Even so, the constant questions about age and a tendency to ask her parents how they “made her like this,” gets old. “My dad would tell you, ‘I did nothing.’ We view teenagers and children as byproducts of their parents. That reduces young people to one small part of what makes us who we are. What does that say about the neglect of witnessing and looking at young people’s art?
“The reason it leads as the biggest question is because we as a culture have a belief that young people don’t have fully formed thoughts. It comes from the judgment and criticism that we view our past teenage selves through. That leads us to dismiss young people and our art.”
No one is dismissing Mottley’s novel and in that, and in Kiara’s story, resides hope for change and introduces new perspectives. Oakland street art in the book is an element and represents a quintessential, euphoric Oakland teenager experience; a white lawyer working with Kiara pro bono becomes a multifaceted referendum on white posturing and anti-racist activism; characters are simultaneously victims of systemic corruption and people with agency; a family’s love is generous and at other times, exploitive.
Critiquing her own work, Mottley says, “I started this book when I was 16, and the person I am now at 20 is different than the person who was in limbo and wrote it. Through this story, I maintain compassion for my younger self. As a writer, I have critiques for the way I wrote this book. I’ve had to remind myself it’s an homage to my 17-year-old self. I’ve learned what’s important is to see Kiara as a young person, and it gives us a certain window. I was only able to write it because I was 17 at that time.”
Asked about the writer she is now, in 2022, Mottley speaks about the craft of constructing character, place, narrative—and how when writing poetry it is all-consuming, solitary and quick to exit. But prose, she says, is a process involving continual reflection and can happen in any setting, including while on a crowded city bus.
As she matures as a writer, there are a few constants in her life.
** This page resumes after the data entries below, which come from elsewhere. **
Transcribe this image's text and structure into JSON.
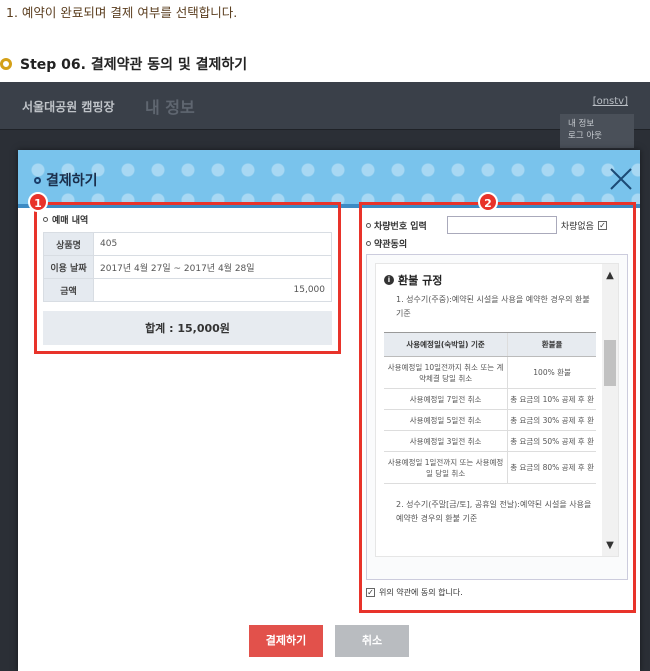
{
  "intro": "1. 예약이 완료되며 결제 여부를 선택합니다.",
  "step_title": "Step 06. 결제약관 동의 및 결제하기",
  "bg": {
    "brand": "서울대공원 캠핑장",
    "nav_item": "내 정보",
    "user": "[onstv]",
    "menu": [
      "내 정보",
      "로그 아웃"
    ]
  },
  "modal": {
    "title": "결제하기",
    "badges": [
      "1",
      "2"
    ],
    "left": {
      "section_label": "예매 내역",
      "rows": [
        {
          "label": "상품명",
          "value": "405"
        },
        {
          "label": "이용 날짜",
          "value": "2017년 4월 27일 ~ 2017년 4월 28일"
        },
        {
          "label": "금액",
          "value": "15,000"
        }
      ],
      "total": "합계 : 15,000원"
    },
    "right": {
      "car_label": "차량번호 입력",
      "car_none": "차량없음",
      "car_none_check": "✓",
      "terms_label": "약관동의",
      "refund_title": "환불 규정",
      "refund_icon": "i",
      "para1": "1. 성수기(주중):예약된 시설을 사용을 예약한 경우의 환불 기준",
      "table_head": [
        "사용예정일(숙박일) 기준",
        "환불율"
      ],
      "table_rows": [
        [
          "사용예정일 10일전까지 취소 또는 계약체결 당일 취소",
          "100% 환불"
        ],
        [
          "사용예정일 7일전 취소",
          "총 요금의 10% 공제 후 환"
        ],
        [
          "사용예정일 5일전 취소",
          "총 요금의 30% 공제 후 환"
        ],
        [
          "사용예정일 3일전 취소",
          "총 요금의 50% 공제 후 환"
        ],
        [
          "사용예정일 1일전까지 또는 사용예정일 당일 취소",
          "총 요금의 80% 공제 후 환"
        ]
      ],
      "para2": "2. 성수기(주말[금/토], 공휴일 전날):예약된 시설을 사용을 예약한 경우의 환불 기준",
      "agree_text": "위의 약관에 동의 합니다.",
      "agree_check": "✓"
    },
    "buttons": {
      "pay": "결제하기",
      "cancel": "취소"
    }
  },
  "colors": {
    "highlight": "#e8332a",
    "header": "#79c3ec",
    "pay": "#e2514b"
  },
  "icons": {
    "close": "close-icon",
    "scroll_up": "▲",
    "scroll_down": "▼"
  }
}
On her bookshelves will be forever books that include the four novels penned to-date by Jasmine Ward, a writer she says is “genius, masterful and consistently beautiful in a poetic way.” And there will be nappy edges, a collection of poetry and prose poetry by Ntozake Shange and Kindred, by sci-fi author Octavia E. Butler.
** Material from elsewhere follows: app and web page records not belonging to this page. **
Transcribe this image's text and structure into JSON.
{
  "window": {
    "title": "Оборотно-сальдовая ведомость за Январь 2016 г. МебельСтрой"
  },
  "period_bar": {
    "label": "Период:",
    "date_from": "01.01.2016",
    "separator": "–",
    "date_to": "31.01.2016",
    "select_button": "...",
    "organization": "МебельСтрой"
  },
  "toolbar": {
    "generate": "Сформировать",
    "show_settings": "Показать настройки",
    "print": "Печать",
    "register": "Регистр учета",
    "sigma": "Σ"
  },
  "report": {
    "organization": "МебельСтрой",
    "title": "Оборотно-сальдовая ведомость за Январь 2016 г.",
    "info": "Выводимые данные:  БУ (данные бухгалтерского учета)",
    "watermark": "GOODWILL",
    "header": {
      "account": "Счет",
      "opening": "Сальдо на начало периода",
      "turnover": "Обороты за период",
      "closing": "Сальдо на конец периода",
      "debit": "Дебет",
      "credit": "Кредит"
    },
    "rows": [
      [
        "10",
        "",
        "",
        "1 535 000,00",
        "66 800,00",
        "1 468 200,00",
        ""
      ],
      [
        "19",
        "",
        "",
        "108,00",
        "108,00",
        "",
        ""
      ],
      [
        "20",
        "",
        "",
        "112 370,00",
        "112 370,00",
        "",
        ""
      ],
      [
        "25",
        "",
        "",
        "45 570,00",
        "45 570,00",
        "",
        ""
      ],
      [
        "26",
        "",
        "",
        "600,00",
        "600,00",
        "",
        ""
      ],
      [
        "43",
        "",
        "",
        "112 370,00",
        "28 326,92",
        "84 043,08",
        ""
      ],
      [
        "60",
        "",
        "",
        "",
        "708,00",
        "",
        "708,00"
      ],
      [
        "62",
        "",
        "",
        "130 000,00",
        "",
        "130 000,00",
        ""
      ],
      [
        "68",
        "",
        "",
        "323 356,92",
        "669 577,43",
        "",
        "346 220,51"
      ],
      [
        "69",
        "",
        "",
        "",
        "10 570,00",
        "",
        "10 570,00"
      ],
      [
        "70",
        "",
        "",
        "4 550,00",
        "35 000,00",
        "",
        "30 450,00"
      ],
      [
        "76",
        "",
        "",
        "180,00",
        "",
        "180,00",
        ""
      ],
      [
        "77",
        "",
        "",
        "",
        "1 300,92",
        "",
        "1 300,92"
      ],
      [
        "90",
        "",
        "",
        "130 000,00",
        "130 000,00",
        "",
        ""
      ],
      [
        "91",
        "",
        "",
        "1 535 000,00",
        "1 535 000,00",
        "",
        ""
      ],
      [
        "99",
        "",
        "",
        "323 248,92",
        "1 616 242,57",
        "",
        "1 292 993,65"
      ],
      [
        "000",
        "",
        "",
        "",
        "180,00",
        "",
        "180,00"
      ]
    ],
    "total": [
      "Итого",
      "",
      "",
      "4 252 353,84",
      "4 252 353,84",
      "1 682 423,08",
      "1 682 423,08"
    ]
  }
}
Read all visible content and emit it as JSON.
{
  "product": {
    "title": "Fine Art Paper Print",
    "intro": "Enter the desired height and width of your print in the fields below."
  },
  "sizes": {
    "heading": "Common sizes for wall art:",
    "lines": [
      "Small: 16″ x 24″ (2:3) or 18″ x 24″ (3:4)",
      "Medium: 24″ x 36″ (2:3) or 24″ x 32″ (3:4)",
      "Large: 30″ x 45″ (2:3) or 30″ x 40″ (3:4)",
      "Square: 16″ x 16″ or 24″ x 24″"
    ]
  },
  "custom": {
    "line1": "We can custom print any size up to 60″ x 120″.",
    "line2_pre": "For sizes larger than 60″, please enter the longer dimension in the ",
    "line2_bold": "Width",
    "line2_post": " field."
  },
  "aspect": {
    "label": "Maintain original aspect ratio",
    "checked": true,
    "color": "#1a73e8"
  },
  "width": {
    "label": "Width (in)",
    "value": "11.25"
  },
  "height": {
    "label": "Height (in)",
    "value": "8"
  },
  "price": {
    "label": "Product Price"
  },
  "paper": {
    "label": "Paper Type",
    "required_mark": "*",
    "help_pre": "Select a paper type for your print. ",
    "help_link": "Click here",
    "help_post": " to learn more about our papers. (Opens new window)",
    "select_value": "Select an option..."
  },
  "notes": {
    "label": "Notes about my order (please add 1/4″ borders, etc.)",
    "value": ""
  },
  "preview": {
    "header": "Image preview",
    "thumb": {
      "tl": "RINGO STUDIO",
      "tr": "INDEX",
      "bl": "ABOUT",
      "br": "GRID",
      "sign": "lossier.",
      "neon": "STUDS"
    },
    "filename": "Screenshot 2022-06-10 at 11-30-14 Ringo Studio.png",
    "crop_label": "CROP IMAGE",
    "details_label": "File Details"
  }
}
Mottley’s parents read voraciously. Having chosen of her own volition to “fall in love with literature” during weekly childhood visits to the public library, Mottley says she will always have a shelf full of Black poetry and a relationship with books. “I learned as a child I didn’t need to read or like what everybody else liked. That continued into my adult life. I read broadly, but also allow myself to read for fun. I change what type of book I’m reading depending on my mood.”